There was an unfinished generational script assigned to me through my charismatic uncles. This is where my mother enters this story. She never experienced her father’s approval or her brothers. Yet, she was like her brothers in so many ways. She held her brothers in awe and desired their love and admiration as her surrogate father-love, resulting in the unconscious message she transferred to me, “if my uncles deemed me worthy of their adoration and attention, then my mother created the perfect prototype of a daughter,” I could be her redemption ticket. She could feel worthy of love. Instead, I experienced the same soul-piercing rejection she did. Her soul was wounded, I could not redeem her by “being her perfect-trophy daughter,“ which resulted in my mother’s disappointment in me.
What Jung calls the Mother Complex could have held such a stronghold and by all accounts, I could have ended in a diabolical fate marrying a man sharing all the essential emotional traits of my mother and her brothers. Somehow I did not, and for that, I credit the “instilled, invisible gift from my father.”
My dad loved me because of my essence, never having to earn his love by being a perfect daughter. I was loved just because I was his. Even though as a young woman I was attracted to charismatic and exacting men like my uncles and brothers, my father’s love saved me from the demise of experiencing an abusive cycle from my mother’s lineage. Only one type of love could truly suffice my soul’s need in a life partner and this unconscious image of familiar love is what drew me to marry the man I did.
This is the power of my father’s abiding love and this type of father’s love has reconsolidated my soul-wounding by overwriting the previous painful, punitive image of Father God that had been instilled in my fearful heart.
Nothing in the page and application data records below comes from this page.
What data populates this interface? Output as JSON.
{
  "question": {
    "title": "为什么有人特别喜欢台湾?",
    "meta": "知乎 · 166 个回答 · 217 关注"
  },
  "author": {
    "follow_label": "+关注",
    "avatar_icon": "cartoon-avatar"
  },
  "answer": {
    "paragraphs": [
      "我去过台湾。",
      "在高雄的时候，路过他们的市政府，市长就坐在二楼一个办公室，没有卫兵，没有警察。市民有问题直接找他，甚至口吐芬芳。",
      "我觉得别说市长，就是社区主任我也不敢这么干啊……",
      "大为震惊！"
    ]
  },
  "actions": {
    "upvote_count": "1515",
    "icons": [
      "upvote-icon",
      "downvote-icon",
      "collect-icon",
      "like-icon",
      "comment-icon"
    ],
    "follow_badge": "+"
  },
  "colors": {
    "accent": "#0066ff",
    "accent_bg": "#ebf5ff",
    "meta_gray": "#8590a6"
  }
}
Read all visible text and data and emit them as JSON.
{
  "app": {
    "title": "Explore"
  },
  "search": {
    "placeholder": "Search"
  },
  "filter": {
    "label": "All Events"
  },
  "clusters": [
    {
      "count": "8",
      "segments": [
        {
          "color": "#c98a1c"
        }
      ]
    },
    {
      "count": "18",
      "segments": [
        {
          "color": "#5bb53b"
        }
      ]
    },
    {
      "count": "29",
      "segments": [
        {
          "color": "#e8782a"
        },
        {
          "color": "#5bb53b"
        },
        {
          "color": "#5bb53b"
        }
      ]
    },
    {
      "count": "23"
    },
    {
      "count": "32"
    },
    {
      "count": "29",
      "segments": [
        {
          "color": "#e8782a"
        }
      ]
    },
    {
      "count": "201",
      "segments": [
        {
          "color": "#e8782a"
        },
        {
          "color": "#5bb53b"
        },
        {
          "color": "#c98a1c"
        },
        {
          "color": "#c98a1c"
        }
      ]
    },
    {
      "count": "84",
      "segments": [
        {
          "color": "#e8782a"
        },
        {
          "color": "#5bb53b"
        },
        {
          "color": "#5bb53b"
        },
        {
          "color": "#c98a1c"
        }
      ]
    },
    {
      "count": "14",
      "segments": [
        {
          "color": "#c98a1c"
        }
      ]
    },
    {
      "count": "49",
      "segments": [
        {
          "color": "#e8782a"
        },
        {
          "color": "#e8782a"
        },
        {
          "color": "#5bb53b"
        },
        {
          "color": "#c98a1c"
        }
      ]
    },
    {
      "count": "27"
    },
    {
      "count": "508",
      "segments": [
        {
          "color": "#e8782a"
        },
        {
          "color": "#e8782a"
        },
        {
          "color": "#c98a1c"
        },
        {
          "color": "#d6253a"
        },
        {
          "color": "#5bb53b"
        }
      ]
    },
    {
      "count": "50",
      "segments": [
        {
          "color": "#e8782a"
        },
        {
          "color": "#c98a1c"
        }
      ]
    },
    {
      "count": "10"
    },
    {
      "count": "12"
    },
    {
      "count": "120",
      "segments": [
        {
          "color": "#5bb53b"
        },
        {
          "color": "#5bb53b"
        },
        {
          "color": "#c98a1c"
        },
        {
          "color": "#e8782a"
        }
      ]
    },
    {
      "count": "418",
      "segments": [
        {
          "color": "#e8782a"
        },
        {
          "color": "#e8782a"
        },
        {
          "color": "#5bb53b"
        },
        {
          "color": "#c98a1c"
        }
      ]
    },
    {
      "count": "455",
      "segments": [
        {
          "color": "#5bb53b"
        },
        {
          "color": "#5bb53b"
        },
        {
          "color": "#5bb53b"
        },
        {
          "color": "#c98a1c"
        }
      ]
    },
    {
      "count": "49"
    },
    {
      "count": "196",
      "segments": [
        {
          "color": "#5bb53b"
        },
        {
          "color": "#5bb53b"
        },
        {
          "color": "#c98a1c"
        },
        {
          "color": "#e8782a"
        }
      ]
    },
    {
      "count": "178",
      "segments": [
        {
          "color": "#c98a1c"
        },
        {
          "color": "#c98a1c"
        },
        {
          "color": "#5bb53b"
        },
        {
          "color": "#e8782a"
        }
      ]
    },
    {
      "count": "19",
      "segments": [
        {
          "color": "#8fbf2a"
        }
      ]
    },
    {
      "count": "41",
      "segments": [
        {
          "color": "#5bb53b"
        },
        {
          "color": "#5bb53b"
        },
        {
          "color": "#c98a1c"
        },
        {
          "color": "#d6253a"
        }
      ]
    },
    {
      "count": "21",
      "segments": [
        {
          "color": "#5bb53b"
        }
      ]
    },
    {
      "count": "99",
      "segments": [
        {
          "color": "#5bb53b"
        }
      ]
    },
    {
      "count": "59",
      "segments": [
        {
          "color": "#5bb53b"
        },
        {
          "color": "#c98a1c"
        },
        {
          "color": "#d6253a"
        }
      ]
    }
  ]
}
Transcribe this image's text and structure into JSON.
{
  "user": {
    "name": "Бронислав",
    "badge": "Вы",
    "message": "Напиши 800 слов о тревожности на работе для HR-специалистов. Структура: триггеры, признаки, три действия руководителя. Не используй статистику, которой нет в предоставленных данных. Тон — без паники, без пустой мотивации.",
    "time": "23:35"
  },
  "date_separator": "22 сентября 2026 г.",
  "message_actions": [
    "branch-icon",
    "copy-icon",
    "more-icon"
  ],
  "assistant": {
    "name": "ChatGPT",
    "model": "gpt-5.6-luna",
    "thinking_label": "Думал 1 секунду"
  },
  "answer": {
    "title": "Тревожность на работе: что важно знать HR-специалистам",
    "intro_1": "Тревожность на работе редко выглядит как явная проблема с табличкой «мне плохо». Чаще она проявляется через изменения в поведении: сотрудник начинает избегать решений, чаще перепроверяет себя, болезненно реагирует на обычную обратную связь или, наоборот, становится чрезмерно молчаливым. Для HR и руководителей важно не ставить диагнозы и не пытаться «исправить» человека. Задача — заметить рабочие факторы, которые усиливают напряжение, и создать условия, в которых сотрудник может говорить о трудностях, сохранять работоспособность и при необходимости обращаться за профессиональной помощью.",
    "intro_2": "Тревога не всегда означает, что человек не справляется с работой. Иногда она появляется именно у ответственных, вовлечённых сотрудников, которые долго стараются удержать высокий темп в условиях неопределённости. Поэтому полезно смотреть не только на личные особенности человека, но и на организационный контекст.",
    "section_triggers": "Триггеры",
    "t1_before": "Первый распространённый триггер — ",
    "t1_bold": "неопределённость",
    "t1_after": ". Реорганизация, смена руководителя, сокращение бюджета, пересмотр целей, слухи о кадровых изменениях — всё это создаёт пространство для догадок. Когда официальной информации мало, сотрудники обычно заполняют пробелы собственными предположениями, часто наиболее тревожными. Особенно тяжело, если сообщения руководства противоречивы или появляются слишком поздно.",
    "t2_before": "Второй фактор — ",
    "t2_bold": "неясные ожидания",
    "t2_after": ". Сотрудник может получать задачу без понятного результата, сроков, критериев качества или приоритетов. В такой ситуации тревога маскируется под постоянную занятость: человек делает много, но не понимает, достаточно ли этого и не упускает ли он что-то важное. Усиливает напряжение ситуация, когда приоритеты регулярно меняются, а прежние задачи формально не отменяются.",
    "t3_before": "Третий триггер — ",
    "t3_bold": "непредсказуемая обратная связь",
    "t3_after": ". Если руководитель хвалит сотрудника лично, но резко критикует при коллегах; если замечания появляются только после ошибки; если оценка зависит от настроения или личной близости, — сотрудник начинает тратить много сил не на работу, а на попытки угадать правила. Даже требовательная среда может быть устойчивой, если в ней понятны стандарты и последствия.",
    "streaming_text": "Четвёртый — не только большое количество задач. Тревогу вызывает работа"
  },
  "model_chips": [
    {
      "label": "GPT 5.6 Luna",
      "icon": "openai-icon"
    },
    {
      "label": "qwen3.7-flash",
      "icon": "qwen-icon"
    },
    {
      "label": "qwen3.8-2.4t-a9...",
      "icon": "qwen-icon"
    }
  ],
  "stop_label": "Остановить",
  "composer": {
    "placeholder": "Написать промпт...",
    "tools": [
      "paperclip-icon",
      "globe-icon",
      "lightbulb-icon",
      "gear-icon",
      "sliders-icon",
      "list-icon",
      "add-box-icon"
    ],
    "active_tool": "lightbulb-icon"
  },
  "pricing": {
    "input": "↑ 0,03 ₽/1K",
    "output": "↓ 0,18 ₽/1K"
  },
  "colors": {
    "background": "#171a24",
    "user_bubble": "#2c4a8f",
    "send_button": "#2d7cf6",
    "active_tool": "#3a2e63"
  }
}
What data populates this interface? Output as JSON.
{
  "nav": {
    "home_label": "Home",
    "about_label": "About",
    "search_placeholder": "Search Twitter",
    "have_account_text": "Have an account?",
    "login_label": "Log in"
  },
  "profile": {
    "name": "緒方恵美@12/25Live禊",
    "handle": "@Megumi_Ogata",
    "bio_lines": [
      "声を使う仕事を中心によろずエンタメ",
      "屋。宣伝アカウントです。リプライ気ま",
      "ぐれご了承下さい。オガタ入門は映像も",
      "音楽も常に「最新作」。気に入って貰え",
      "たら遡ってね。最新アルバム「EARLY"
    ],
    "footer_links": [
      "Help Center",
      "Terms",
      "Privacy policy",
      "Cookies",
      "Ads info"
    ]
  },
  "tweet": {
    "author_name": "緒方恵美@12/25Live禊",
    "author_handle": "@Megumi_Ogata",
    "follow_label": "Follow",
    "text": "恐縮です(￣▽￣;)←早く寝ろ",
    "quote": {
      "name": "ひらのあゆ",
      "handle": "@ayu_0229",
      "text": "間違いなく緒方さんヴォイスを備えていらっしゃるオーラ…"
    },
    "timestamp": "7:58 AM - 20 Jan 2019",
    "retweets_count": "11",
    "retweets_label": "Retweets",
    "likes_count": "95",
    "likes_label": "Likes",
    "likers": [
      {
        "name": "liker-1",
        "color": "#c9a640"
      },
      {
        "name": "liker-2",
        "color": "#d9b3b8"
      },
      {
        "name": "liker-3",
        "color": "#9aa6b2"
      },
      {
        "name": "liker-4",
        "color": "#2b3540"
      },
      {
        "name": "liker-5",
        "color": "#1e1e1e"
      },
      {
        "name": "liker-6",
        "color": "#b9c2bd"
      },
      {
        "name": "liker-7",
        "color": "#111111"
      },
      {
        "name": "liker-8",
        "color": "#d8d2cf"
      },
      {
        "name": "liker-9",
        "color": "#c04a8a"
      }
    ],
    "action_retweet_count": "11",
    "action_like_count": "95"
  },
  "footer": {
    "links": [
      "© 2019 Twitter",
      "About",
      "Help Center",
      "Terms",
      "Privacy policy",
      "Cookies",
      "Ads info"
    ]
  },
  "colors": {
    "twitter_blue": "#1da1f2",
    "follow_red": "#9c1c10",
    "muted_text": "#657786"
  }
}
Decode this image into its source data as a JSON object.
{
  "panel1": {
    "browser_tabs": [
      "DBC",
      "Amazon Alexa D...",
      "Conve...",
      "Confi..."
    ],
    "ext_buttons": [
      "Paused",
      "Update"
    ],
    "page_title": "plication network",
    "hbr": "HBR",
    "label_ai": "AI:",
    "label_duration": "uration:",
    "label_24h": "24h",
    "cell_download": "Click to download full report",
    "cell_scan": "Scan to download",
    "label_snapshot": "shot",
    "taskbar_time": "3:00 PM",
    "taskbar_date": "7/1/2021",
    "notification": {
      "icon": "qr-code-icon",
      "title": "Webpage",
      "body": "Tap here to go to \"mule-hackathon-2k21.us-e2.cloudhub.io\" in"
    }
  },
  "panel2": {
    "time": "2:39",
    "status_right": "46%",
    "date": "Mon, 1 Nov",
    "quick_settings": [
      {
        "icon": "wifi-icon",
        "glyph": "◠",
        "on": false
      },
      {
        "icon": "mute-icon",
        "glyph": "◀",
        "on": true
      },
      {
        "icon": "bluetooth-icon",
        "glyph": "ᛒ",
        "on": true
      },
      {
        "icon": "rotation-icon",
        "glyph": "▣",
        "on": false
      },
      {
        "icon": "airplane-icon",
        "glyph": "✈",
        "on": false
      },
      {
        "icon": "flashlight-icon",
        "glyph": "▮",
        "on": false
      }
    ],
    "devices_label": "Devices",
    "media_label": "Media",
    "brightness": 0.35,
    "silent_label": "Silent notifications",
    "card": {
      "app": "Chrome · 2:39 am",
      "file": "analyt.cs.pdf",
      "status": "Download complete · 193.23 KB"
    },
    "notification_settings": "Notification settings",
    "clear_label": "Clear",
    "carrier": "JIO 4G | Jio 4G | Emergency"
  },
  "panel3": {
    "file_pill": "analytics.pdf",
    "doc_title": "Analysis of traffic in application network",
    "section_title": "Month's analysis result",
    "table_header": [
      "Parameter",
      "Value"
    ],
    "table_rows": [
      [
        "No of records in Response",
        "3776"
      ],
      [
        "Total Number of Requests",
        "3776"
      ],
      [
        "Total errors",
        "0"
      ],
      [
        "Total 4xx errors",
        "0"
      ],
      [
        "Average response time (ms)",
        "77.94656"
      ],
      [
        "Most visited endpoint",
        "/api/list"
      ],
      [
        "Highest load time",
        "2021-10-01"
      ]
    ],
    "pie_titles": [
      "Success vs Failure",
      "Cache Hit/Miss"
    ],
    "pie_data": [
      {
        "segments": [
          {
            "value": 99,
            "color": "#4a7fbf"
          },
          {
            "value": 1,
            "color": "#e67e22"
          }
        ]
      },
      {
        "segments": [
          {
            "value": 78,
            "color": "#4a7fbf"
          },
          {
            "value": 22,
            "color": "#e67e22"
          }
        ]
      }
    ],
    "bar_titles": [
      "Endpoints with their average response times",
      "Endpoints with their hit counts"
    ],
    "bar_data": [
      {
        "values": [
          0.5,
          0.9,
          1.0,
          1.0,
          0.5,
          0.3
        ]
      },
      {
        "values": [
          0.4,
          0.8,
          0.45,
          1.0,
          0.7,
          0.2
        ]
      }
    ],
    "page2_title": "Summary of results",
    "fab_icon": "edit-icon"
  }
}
My rebirth is in generative motion, and each revelation provides an explicit language to reveal the ongoing reformation of my soul. My dad, if alive, would have turned 100 this month. I wish that he was alive to see the result that his love and sacrifice made on his daughter.
- Disclaimer for any gender bias: This phenomenon is not gendered specific. Because this blog is about my father’s unacknowledged strength, it is written in the context of men who suffer by choice at the hands of their wives/ex-wives.
- For those who want to know more about what it is like to grow up with narcissists: https://youtu.be/Rt2n2jE7NvA Narcissism in a Parent (The Signs You Need to Know)
The reticulated feminine imagination of Firefly Horizons and aesthetic architect of its contextual nature. Crystal establishes artful metaphor and metonymy in interpretative language to convey abstract questions to easy answers. Through sovereign reflection, she initiates imaginative beginnings. Read more about Crystal • Articles by Crystal